Another reason people, especially teens, commit suicide is because of control issues. Most people wish to have control over their lives, and they view suicide as the ultimate expression of autonomy. In The Faerie Queene, Despair tells Redcross that death is a way to end suffering. The Christian knight responds, “‘The term of life is limited, nor may a man prolong, nor shorten it; the soldier may not move from watchful stead, nor leave his stand, until his Captain bid.’” Redcross knows that God controls his fate, but Despair persists. Does Redcross wish to be a mere soldier, or will he be the captain of his fate? Rebellious teens as well as adults resist the authority of God to maintain an illusion of control over their lives. “A man’s heart plans his way, but the LORD directs his steps.” (Proverbs 16:9, NKJV). God determines the fate of each man; therefore suicide is the ultimate expression of ignorance, not autonomy.
Thus, despair can be refuted with common sense, virtue, and a willingness to submit to God’s authority. Suicide does not end suffering, but shows a rejection of the usefulness of suffering in human life. Nor does suicide affect only one individual. It demonstrates selfishness and a rejection of virtue.

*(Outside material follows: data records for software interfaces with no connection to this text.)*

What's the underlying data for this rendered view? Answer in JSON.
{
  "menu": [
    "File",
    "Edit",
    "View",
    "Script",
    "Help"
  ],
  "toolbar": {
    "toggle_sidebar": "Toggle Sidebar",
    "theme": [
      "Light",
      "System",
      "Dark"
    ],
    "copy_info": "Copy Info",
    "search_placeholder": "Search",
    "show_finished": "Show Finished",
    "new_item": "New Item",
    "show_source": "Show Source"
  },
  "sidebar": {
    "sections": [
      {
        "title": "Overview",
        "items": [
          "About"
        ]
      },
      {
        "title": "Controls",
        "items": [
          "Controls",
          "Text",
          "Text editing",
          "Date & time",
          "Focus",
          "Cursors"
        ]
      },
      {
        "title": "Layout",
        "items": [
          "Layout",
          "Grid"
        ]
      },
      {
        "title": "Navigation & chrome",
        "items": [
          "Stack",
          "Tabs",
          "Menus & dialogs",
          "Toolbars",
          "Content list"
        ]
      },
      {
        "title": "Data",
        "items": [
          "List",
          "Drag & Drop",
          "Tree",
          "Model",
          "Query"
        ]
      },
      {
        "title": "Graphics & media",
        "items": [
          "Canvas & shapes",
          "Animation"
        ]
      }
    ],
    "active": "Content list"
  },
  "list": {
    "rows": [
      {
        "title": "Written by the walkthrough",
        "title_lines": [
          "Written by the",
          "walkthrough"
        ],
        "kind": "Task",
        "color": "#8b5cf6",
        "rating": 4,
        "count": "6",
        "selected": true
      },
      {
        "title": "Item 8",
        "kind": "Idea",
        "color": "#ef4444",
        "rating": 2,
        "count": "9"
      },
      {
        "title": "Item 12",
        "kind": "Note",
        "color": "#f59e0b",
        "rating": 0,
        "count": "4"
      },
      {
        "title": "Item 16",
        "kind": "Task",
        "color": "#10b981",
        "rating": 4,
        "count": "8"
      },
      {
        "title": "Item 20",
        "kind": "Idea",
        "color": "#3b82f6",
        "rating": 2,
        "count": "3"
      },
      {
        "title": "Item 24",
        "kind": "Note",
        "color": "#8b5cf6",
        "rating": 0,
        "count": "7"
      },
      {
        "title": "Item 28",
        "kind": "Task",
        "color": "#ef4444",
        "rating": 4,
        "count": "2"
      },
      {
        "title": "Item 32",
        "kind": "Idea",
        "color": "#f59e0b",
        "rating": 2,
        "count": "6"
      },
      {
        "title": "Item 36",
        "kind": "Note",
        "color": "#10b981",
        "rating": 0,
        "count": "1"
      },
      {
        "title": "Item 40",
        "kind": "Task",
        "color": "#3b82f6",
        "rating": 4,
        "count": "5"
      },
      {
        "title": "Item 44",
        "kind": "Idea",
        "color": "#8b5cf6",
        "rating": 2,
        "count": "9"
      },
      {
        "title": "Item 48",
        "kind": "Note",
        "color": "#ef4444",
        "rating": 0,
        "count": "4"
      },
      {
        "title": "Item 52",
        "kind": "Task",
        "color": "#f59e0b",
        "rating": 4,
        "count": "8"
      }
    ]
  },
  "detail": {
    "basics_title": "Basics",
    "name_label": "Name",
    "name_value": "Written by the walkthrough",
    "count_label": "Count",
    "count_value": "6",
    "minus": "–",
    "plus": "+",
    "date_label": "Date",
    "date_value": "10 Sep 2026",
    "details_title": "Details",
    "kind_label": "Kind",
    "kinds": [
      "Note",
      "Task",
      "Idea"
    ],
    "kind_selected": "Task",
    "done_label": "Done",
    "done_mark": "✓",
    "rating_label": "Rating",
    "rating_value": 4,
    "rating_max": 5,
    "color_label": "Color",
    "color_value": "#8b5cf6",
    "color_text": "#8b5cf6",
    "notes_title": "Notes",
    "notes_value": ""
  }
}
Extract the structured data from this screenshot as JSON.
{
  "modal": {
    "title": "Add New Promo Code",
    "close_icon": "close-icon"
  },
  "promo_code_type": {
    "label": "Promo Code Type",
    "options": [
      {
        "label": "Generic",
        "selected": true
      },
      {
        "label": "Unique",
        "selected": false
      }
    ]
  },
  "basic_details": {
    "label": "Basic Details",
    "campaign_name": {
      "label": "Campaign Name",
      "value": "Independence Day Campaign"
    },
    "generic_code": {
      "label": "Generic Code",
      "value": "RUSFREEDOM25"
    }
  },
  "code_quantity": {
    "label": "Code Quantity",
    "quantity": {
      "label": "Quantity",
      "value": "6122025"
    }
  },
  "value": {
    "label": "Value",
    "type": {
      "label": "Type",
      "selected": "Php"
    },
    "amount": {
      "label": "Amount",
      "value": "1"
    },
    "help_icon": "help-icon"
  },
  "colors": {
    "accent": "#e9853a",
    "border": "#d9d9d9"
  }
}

Finally, suicide does not show control, but ignorant rebellion. Isaiah 1:18 says, “’Come now, and let us reason together,’ says the LORD, ‘Though your sins are like scarlet, they shall be as white as snow; though they are red like crimson, they shall be as wool.’” Christians, then, should reject the arguments of Despair and reason with God, ultimately accepting His great gift—mercy and everlasting life in Christ.